Why bother going to the union halls, the city parks, the farm meetings when a TV spot will reach thousands or even hundreds of thousands? The consultants get lots of money. But in 1994, those selected by the consultants and the campaign committees did not defeat a single Republican. Not one. And who helps direct those folks? You got it, Al From and Stan Greenberg.
Can people be motivated, and can the grass roots respond? No question about it. In Wisconsin alone, workers marched to Madison and even occupied the Senate until a vote was promised on a bill authorizing the state to seize plants to save jobs by asserting eminent domain. Those people marched, lobbied, and they voted. Rail workers in Vermont voted and helped those candidates who spoke to their issues. But to do this on a national scale we must first free ourselves of the burden of the Dan Rostenkowskis, the Al Froms, and the Stan Greenbergs, and re-establish a Democratic Party with a conscience. Or, if the old habits are too hard to change, we have to form a new party. We must skip the $l,000-a-plate dinners at fancy hotels to honor Jefferson and Jackson, and turn to $5 bean feeds to honor Jesse Jackson and Ralph Nader.
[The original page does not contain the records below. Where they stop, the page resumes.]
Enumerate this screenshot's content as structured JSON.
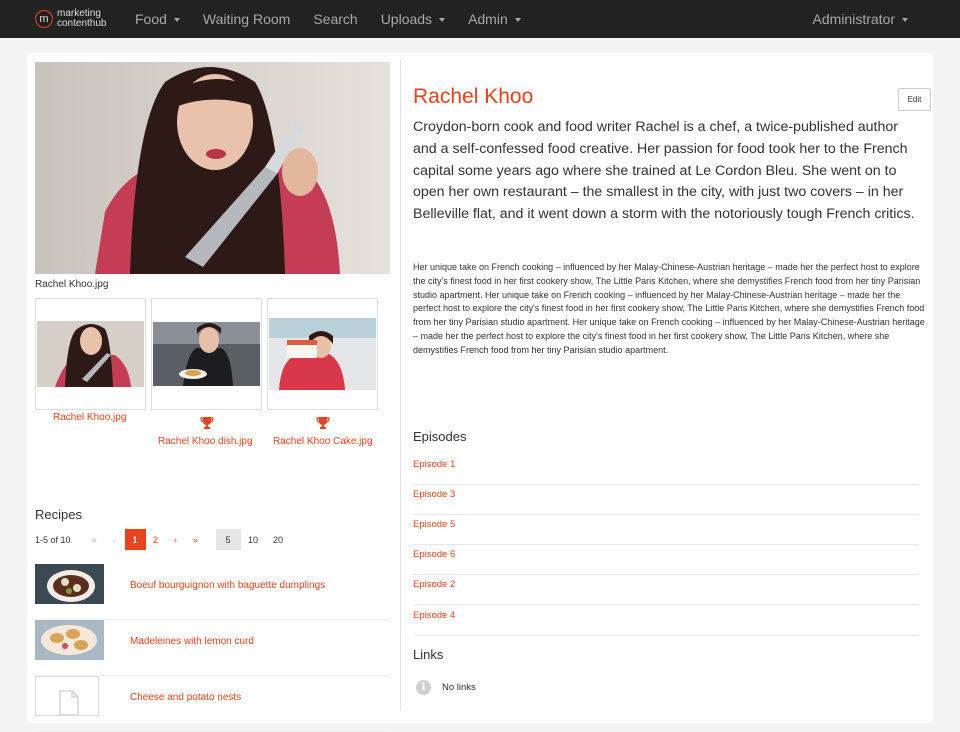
{
  "nav": {
    "brand_line1": "marketing",
    "brand_line2": "contenthub",
    "brand_mark": "m",
    "items": [
      {
        "label": "Food",
        "dropdown": true
      },
      {
        "label": "Waiting Room",
        "dropdown": false
      },
      {
        "label": "Search",
        "dropdown": false
      },
      {
        "label": "Uploads",
        "dropdown": true
      },
      {
        "label": "Admin",
        "dropdown": true
      }
    ],
    "user": "Administrator"
  },
  "images": {
    "main_caption": "Rachel Khoo.jpg",
    "thumbs": [
      {
        "label": "Rachel Khoo.jpg",
        "trophy": false
      },
      {
        "label": "Rachel Khoo dish.jpg",
        "trophy": true
      },
      {
        "label": "Rachel Khoo Cake.jpg",
        "trophy": true
      }
    ]
  },
  "recipes": {
    "title": "Recipes",
    "count": "1-5 of 10",
    "pager": {
      "first": "«",
      "prev": "‹",
      "pages": [
        "1",
        "2"
      ],
      "current": "1",
      "next": "›",
      "last": "»"
    },
    "page_sizes": [
      "5",
      "10",
      "20"
    ],
    "page_size_selected": "5",
    "items": [
      {
        "title": "Boeuf bourguignon with baguette dumplings"
      },
      {
        "title": "Madeleines with lemon curd"
      },
      {
        "title": "Cheese and potato nests"
      }
    ]
  },
  "person": {
    "name": "Rachel Khoo",
    "edit_label": "Edit",
    "lead": "Croydon-born cook and food writer Rachel is a chef, a twice-published author and a self-confessed food creative. Her passion for food took her to the French capital some years ago where she trained at Le Cordon Bleu. She went on to open her own restaurant – the smallest in the city, with just two covers – in her Belleville flat, and it went down a storm with the notoriously tough French critics.",
    "body": "Her unique take on French cooking – influenced by her Malay-Chinese-Austrian heritage – made her the perfect host to explore the city's finest food in her first cookery show, The Little Paris Kitchen, where she demystifies French food from her tiny Parisian studio apartment. Her unique take on French cooking – influenced by her Malay-Chinese-Austrian heritage – made her the perfect host to explore the city's finest food in her first cookery show, The Little Paris Kitchen, where she demystifies French food from her tiny Parisian studio apartment. Her unique take on French cooking – influenced by her Malay-Chinese-Austrian heritage – made her the perfect host to explore the city's finest food in her first cookery show, The Little Paris Kitchen, where she demystifies French food from her tiny Parisian studio apartment."
  },
  "episodes": {
    "title": "Episodes",
    "items": [
      "Episode 1",
      "Episode 3",
      "Episode 5",
      "Episode 6",
      "Episode 2",
      "Episode 4"
    ]
  },
  "links": {
    "title": "Links",
    "empty_text": "No links",
    "icon_glyph": "i"
  },
  "colors": {
    "accent": "#e8431e",
    "navbar": "#222222"
  }
}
When you think about it, who elected From and Greenberg anyway? Can the Democratic Party be saved? I don't know but at least now there is a chance. So long as they could always say, "Look, you didn't like NAFTA, you didn't like the budget, you don't like GATT, you don't like the appointments, but: (a) it would be worse under Bush, and (b) if you don't vote for us, Jesse Helms will head Foreign Relations, Orrin Hatch at Labor, and Newt Gingrich will be Speaker." Well, it has happened, but not on our watch. It happened on the DLC watch.